Stop us if you’ve heard this one, especially from Ivan Reitman. Three slightly odd guys and a hot woman find themselves in the midst of a disaster of Biblical proportions. Dogs and cats living together…except this time no one can tell which are the dogs and which are the cats, and why are there blue apes running around without noses? Yes, it’s unavoidable. On the surface, Evolution looks just like a science fiction version of Ghostbusters, and sometimes it tries too hard to earn that shorthand. But it has a different vibe to it, and stands better on its own than it knows.
Instead of ghosts, an asteroid plummets into the Arizona desert. Would-be firefighter Wayne Green (Seann William Scott) practices saving his female mannequin at the exact spot the asteroid lands, sending him, his car, and half of his dummy flying. Called out to the scene is Dr. Harry Block (Orlando Jones, in a strange echo of the Bill Murray role), a geology professor at the local junior college. More interested in scoring with co-eds than actually understanding his field, Harry brings along a fellow teacher to keep him on task. That teacher, Dr. Fox Mulder, here known as “Ira Kane,” holds a secret deep within himself that he masks with flippant remarks, a deep-seated distrust of the government, and a largely immobile face.
The asteroid creates a huge cavern, simultaneously leaking a strange blue goo and subtly creating its own atmosphere. Harry and Ira chip away a sample and return to the college. An over-exhausted Wayne flunks his firefighter’s exam in a mildly amusing slapstick sequence, thus forcing him to remain the pool manager/whipping boy at the local Country Club. (Yes, a little Caddyshack gets thrown in, too.)
Due to incredible cellular growth in the goo, Ira convinces Harry to bring his geology class back to the landing site for a field trip.
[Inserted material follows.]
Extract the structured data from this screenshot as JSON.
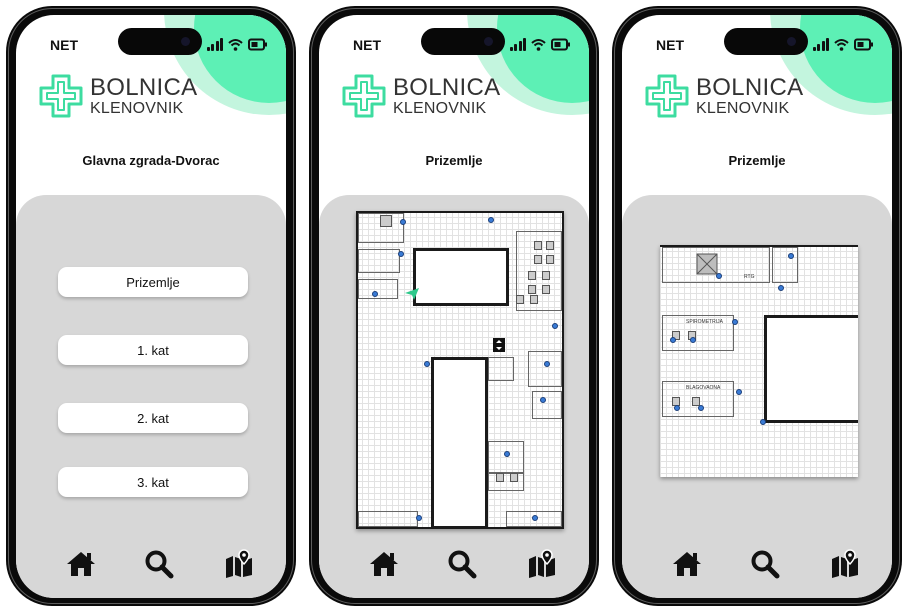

Upon returning to the cavern, they discover the atmosphere has grown thicker, and now mushrooms and planarian worms litter the floor. Once exposed to Earth’s regular atmosphere, the worms die. But all over the nearby town, the worms escape to find that they can survive in water. And there they evolve into new, more advanced, and uniformly deadly life-forms. Wayne encounters a tiny killer seal in the water filter, but shakes it off. Later when a member of the club has an unfortunate encounter with something bigger, Wayne knows enough to find those college dudes he met earlier. And thus our trio is born.
Wait! Where’s the hot chick? She’s there, too. Unlike Sigourney Weaver, Julianne Moore’s Allison Reed does know what’s going on from the very beginning. She’s an uptight scientist brought in by the Army to keep a lid on the impact site. And because Harry says so, she has a burgeoning crush on Ira. (What is it about Duchovny? Don’t women know he’s having an affair with Larry Sanders?) To make her funny, though, Allison is sporadically accident-prone, a bit that truly doesn’t get used enough to make it ring true. A couple of dialogue quirks hint that something more was originally scripted, but it doesn’t make it through the final cut. With the final characters in place, our heroes are free to make the government look foolish, come up with the answers no one else could, and save the day. Which, of course, they do.
As a genre film, Evolution works pretty well. It has a clever idea at its core, and though the monsters look uniformly rubbery, even the eventual primates, the film visualizes its threat well. At the very least, too, as sci-fi heroes, Ira, Harry, and Allison never make stupid mistakes, and we want them to succeed. But then there’s Wayne. And there’s the fact that Ivan Reitman doesn’t make genre films, he makes comedies. And on that score, Evolution falters.
It has some funny moments, the funniest being blown by the commercials, but nothing particularly pants-wetting. It’s painfully obvious that Reitman didn’t cast comedians to make into serious characters, as he did with Ghostbusters. Duchovny and Moore are good actors with light sides, but that doesn’t translate into huge laughs. Jones struggles as mightily as he always does to give the film comic energy. He’s funny, but film after film with Jones proves that he cannot carry all the comedy in a movie. (See: Double Take, Say It Isn’t So, or better yet, don’t.) Scott plays air-headed heroism well, and it’s good for a few laughs. Dan Aykroyd and a few other old SNL and MAD TV players pop up for cameos, but all are largely wasted, in particular the potentially brilliant Sara Silverman, given little funny to do.
But again, the story works. It has an internal logic that never betrays itself for the sake of a cheap laugh. You will find yourself concerned as to what will happen next, though the ending feels rushed. If the characters are a little underdeveloped, at least they’re consistent. Some days, that’s enough.